- Security TWENTY
- Women in Security
If we think back 30 years, heads of IT had a comparatively enviable task when it came to cybersecurity. Although the job was by no means a walk in the park, at least there was a certain simplicity given the relatively small number of devices they needed to protect. With the sharp increase in in use of digital technologies in the workplace, driven by the need for businesses to become more agile and adaptable, there has been a surge in the number of endpoints and potential ways for cybercriminals to gain access to enterprise networks. As a result, the entire cyber battlefield has evolved and become far more complex, writes Ali Neil, pictured, Director of International Security Solutions at Verizon Enterprise Solutions.
Security teams have to come up with new tactics to fend off the advanced threats being levelled against their increasingly interconnected enterprise networks. In the past, the battle against cybercriminals was regarded as a concern for the IT department, but the widely documented breach at Sony in 2014 put cybercrime at the top of the business agenda. Organisations realised that a breach, compromise or attack could have a major impact on business performance, brand perception and – most importantly – the financial bottom line. Security became an enterprise-wide issue that needed addressing, and managing risk, a business priority. However, even after the Sony attack, security hadn’t necessarily become the board-level concern that it is today.
More recent attacks such as the crippling WannaCry and more recent NotPetya ransomware outbreaks have highlighted that an attack doesn’t need to be against a specific organisation to create chaos and cost millions. In WannaCry’s case, this attack affected huge organisations, such as the NHS, Telefonica and other large multinational enterprises, to devastating effect.
If board members weren’t paying enough attention to the need for better cybersecurity defences before, they certainly are now. Additionally, changes in regulation and compliance requirements – alongside a better understanding of the potential reputational risk of a breach – has highlighted why security must be top of the agenda, not just for the board, but for every employee and supplier.
With this in mind, there have been three key shifts have taken place in the wake of recent large scale cyber-attacks:
Security has moved beyond IT: No longer just the concern of the IT geek in the backroom, security now impacts everyone and has an expansive view. Its horizon is absolutely linked to business operations – whether local, regional or even global – and every department it touches. It has the power to break down the silos that enterprises often operate within; increasing interaction across departments, so that assets that need protecting are identified, reducing the impact of a future attack.
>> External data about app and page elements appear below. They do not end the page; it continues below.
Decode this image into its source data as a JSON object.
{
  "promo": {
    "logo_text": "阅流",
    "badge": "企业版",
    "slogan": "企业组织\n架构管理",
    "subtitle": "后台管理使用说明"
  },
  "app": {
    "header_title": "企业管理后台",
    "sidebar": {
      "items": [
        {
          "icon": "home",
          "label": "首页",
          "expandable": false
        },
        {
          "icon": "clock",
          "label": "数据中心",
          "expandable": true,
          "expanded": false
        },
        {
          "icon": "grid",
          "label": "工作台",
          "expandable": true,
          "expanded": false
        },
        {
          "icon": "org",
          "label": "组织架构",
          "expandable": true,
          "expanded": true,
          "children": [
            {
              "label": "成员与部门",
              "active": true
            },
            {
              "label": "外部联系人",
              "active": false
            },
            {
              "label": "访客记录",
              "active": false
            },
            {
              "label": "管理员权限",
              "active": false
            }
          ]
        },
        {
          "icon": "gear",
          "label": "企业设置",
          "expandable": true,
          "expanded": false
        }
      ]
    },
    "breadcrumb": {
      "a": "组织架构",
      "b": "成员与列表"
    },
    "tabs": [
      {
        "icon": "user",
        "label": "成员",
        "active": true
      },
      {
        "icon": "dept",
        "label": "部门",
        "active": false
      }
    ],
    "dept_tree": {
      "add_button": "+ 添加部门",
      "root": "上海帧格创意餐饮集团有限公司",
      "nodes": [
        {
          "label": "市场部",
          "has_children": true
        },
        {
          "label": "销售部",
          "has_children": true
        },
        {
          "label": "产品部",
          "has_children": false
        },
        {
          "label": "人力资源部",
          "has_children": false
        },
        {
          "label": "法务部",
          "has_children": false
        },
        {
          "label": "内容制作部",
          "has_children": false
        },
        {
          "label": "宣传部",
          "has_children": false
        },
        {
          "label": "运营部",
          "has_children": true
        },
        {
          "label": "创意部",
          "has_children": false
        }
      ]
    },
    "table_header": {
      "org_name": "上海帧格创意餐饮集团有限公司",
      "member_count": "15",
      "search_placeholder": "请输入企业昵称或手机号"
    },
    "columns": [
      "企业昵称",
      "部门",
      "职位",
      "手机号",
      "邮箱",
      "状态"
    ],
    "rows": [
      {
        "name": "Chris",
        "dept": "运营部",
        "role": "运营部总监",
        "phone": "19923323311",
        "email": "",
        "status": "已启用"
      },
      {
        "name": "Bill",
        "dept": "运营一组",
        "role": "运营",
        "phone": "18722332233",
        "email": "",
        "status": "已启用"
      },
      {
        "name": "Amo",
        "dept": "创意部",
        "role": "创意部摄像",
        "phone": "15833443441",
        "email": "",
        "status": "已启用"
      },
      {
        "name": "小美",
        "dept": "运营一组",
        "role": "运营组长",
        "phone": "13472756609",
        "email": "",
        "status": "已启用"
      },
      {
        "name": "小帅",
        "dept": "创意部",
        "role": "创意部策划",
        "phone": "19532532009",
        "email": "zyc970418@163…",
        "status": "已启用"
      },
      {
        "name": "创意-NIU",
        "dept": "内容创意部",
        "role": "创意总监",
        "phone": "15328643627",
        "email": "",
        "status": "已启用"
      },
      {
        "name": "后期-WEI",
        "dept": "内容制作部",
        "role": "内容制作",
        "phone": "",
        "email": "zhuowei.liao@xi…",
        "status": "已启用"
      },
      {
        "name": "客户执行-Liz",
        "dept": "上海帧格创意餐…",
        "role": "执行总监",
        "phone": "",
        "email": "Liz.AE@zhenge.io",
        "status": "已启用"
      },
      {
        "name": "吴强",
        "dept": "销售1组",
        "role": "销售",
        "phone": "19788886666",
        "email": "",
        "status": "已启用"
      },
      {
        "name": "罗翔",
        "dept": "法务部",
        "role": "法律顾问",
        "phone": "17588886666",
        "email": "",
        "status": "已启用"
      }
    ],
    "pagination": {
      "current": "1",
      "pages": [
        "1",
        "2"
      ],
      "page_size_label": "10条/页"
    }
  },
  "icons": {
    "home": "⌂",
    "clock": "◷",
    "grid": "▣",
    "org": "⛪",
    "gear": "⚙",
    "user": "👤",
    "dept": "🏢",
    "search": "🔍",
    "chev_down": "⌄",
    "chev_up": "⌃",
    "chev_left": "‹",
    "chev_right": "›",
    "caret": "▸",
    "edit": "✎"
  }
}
However, its reach stretches beyond the confines of the core of the business, out to the edge where data (held in the cloud, on mobile devices and generated by IoT) is in transit and potentially a moving cyber target. Adaptive enterprises are leveraging digital transformation and that impacts how they also use security – linking it back to business objectives; enabling disruptive business models such as mobile banking, and strengthening their focus on cyber-threats.
Security is at the heart of innovation: IT security is no longer a barrier to change, hindering the adoption of new processes and the adaption of innovative technologies. In fact, security is front and center in the new digital world. It is accelerating ‘speed of service’; embedded in Software Defined Networks (SDN); enabling wider, seamless and secure access to data in the Internet of Things (IoT) and much more. Security is now a pre-requisite, built into new technologies and devices from the outset.
Security is becoming smarter, better, faster stronger: speed and agility are not the only assets IT security needs to harness. It also needs to act smarter and be more effective, often in the face of reduced budgets.
Managing security in the digital world involves the gathering, synthesis and analysis of security data as standard. It’s no longer just about the data, but what the data can tell us. Those providers that can leverage insight, intelligence services within a global network view will be at the forefront of the next generation of security services, improving cyber-threat visibility and mitigating risk. This will separate the security intelligence provider market into those who just collect data, and those with the foresight and expertise to deliver intelligent insights.
Where do we go from here?
It’s impossible to predict exactly where the industry will turn next, but we do know that innovation and digitisation will not stop anytime soon. They will continue to grow at an exponential pace, and remain crucial for business success.
With this in mind, businesses must embrace new technologies, define strategies that deliver (and exceed) on customer experience, and take a proactive security approach to ensure all these elements can take place securely. Verizon’s 2017 Data Breach Investigations Report showed that the same threat tactics are still effective in infiltrating data, because many organisations are missing a core foundation of security tools and processes.
Given the threat from cybercrime is increasing, businesses can’t afford to be reactive anymore. To succeed in security, they must look towards improving their cybersecurity systems, as there is too much at stake – no one wants to become a victim of the next WannaCry or NotPetya.